(Beginning of INPUT FOR THIS TASK)

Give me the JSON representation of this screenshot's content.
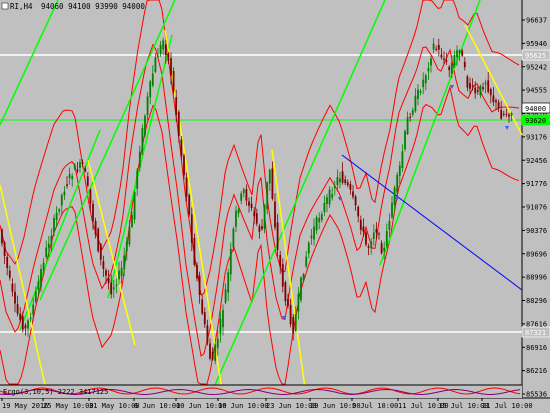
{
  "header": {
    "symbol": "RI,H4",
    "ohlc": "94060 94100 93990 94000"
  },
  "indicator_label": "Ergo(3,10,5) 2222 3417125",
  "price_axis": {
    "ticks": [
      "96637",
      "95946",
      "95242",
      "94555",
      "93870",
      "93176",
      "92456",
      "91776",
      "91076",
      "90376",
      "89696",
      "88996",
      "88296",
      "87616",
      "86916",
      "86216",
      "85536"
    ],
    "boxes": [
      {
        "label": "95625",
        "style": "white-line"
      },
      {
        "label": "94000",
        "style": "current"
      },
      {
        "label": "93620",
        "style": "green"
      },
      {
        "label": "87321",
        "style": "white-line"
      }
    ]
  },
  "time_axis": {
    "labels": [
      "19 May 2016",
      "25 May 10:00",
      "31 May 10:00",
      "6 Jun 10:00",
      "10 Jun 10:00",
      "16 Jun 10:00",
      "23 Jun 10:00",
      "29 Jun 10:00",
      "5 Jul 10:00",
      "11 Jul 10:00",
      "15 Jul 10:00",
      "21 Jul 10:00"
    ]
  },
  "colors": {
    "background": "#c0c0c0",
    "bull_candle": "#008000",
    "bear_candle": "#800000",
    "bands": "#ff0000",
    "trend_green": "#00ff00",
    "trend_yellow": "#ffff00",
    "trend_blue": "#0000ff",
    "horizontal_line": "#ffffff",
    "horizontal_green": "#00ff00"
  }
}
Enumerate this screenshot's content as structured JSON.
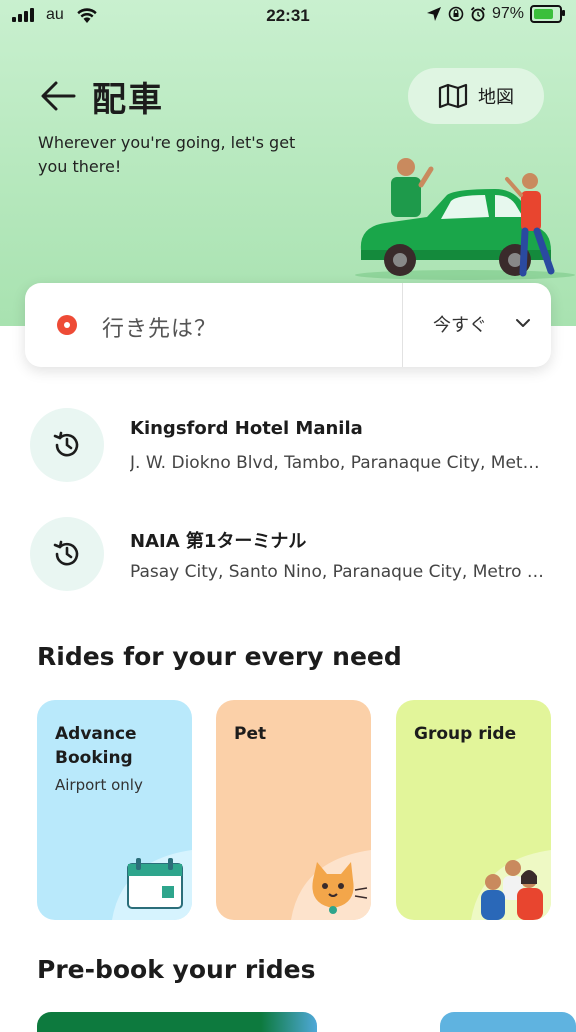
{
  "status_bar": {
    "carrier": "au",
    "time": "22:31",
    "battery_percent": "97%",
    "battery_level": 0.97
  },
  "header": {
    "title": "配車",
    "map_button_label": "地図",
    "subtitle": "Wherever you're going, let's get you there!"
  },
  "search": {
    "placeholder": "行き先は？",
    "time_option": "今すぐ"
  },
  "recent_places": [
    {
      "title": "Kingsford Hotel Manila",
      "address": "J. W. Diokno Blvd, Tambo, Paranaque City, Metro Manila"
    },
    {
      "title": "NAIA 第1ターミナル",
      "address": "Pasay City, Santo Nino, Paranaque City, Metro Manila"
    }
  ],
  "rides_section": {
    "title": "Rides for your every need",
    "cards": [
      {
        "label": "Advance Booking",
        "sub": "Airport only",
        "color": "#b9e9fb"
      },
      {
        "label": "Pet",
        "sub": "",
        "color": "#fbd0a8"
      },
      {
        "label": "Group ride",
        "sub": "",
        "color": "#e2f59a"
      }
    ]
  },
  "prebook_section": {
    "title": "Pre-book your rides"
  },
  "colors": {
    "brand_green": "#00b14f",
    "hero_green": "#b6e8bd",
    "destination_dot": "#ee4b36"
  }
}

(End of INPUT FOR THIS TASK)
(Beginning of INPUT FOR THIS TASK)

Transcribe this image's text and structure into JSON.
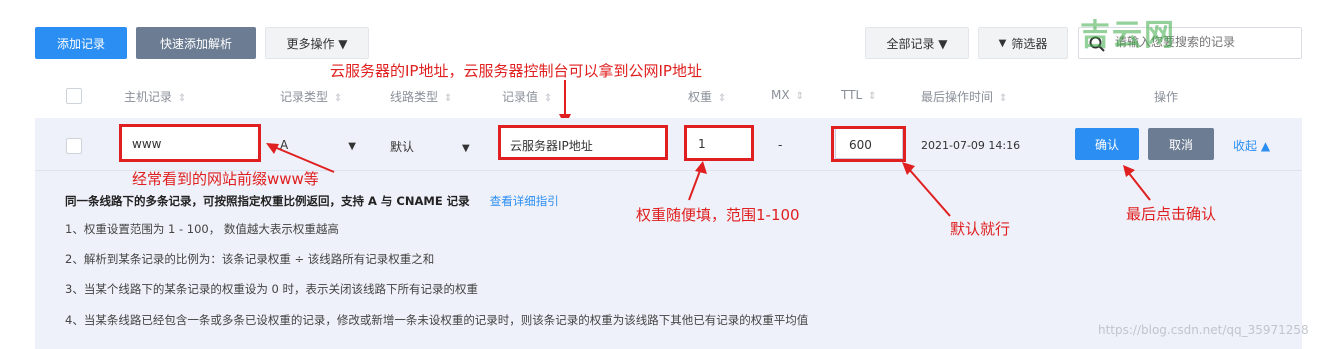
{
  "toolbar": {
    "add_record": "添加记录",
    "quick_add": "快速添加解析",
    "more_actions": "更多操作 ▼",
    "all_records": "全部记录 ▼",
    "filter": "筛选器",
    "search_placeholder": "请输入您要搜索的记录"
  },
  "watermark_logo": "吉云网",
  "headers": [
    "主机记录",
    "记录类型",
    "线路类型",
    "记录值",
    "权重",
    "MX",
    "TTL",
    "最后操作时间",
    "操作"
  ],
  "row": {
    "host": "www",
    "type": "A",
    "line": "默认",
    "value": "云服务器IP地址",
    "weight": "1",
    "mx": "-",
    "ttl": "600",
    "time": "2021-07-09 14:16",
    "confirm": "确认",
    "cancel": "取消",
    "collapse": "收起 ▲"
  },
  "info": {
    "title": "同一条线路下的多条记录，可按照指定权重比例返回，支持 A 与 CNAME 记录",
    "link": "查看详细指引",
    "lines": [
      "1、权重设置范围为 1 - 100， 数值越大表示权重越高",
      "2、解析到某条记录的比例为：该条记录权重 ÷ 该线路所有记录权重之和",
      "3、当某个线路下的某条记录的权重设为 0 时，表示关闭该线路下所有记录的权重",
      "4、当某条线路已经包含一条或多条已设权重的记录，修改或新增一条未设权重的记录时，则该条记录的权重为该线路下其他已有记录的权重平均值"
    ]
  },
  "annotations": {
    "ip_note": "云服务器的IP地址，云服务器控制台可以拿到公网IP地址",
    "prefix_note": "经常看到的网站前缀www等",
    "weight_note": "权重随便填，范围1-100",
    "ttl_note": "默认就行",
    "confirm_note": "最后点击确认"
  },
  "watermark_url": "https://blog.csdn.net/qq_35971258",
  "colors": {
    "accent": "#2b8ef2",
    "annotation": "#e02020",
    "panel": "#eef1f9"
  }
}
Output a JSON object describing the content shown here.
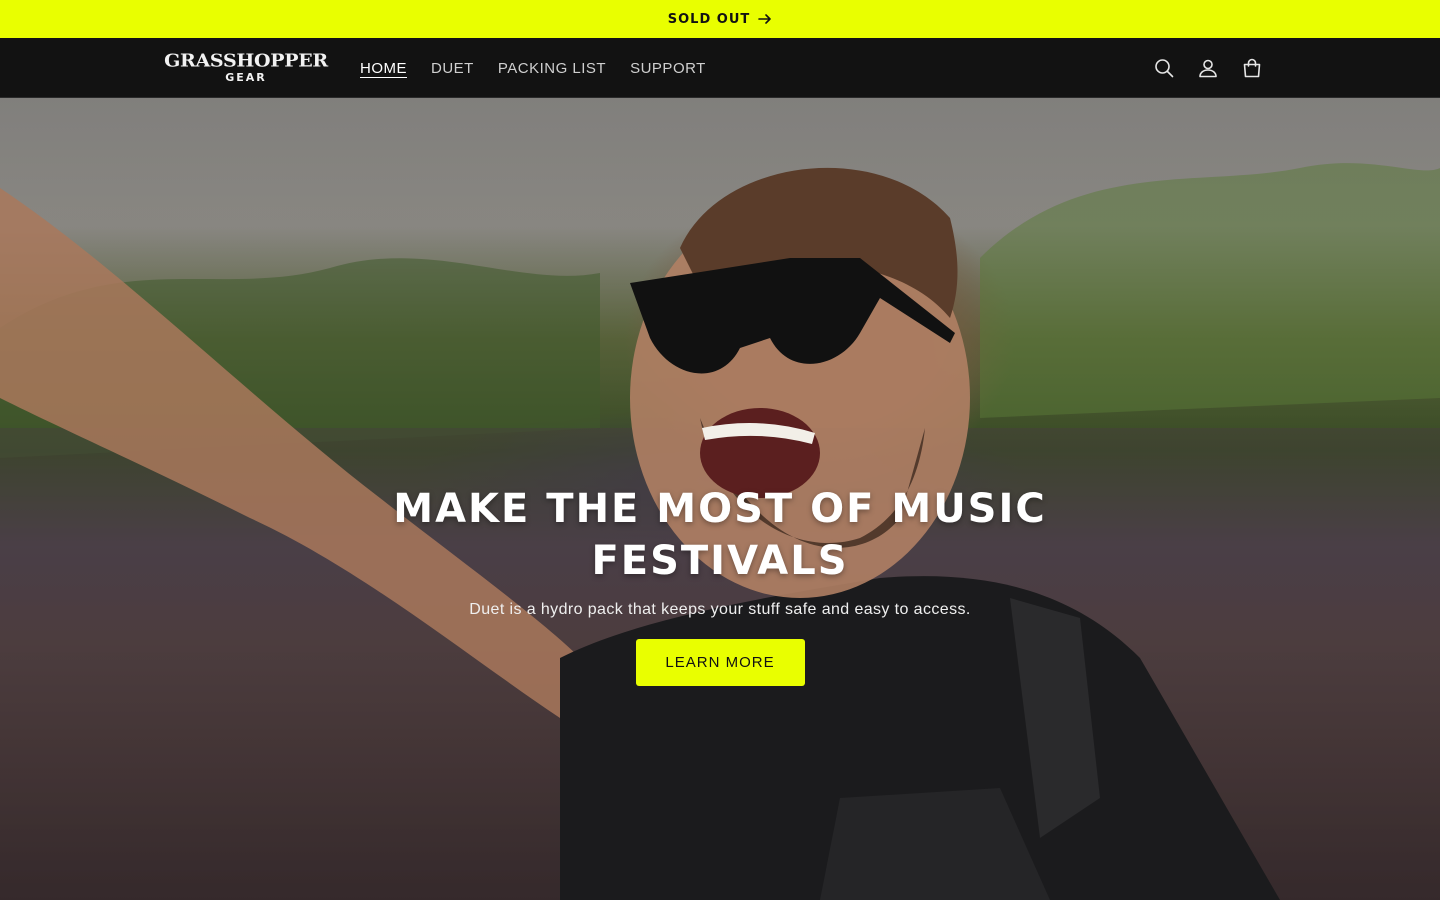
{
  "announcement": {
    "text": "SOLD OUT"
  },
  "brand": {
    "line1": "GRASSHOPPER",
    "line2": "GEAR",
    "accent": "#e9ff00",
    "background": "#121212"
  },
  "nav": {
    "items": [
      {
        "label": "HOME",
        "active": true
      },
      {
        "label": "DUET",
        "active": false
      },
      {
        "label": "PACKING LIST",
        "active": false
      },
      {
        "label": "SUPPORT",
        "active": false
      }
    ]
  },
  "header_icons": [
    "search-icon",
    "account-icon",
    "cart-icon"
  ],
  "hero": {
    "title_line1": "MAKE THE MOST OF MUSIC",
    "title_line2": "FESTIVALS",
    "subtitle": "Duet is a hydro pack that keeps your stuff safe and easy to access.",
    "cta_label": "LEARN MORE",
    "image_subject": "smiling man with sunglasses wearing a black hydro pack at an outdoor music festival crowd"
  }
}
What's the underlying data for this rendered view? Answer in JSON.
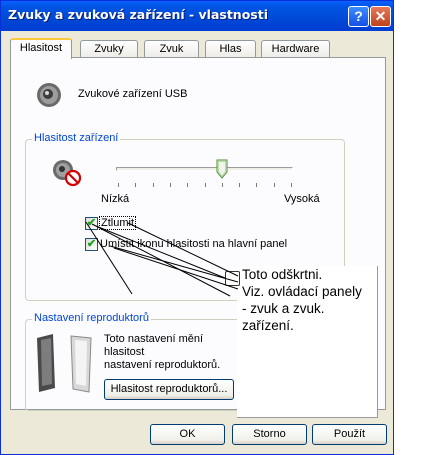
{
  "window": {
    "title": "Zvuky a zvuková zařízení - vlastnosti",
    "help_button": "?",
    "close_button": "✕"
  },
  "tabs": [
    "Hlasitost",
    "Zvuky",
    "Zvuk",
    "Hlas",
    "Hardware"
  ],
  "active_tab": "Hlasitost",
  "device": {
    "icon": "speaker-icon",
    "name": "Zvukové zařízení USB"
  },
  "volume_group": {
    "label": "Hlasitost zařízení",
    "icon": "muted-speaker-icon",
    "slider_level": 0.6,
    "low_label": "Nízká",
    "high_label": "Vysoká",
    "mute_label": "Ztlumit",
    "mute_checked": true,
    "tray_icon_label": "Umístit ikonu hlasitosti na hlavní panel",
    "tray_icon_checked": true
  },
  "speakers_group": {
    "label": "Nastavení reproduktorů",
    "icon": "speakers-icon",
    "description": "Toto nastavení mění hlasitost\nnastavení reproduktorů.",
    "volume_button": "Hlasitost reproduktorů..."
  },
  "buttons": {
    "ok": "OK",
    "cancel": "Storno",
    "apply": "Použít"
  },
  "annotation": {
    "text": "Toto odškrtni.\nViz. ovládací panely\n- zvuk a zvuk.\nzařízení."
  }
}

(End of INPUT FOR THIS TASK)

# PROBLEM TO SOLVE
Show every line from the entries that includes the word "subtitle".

# ANSWER SECTION
    "subtitle": "Wherever you're going, let's get you there!"
    "subtitle": "Duet is a hydro pack that keeps your stuff safe and easy to access.",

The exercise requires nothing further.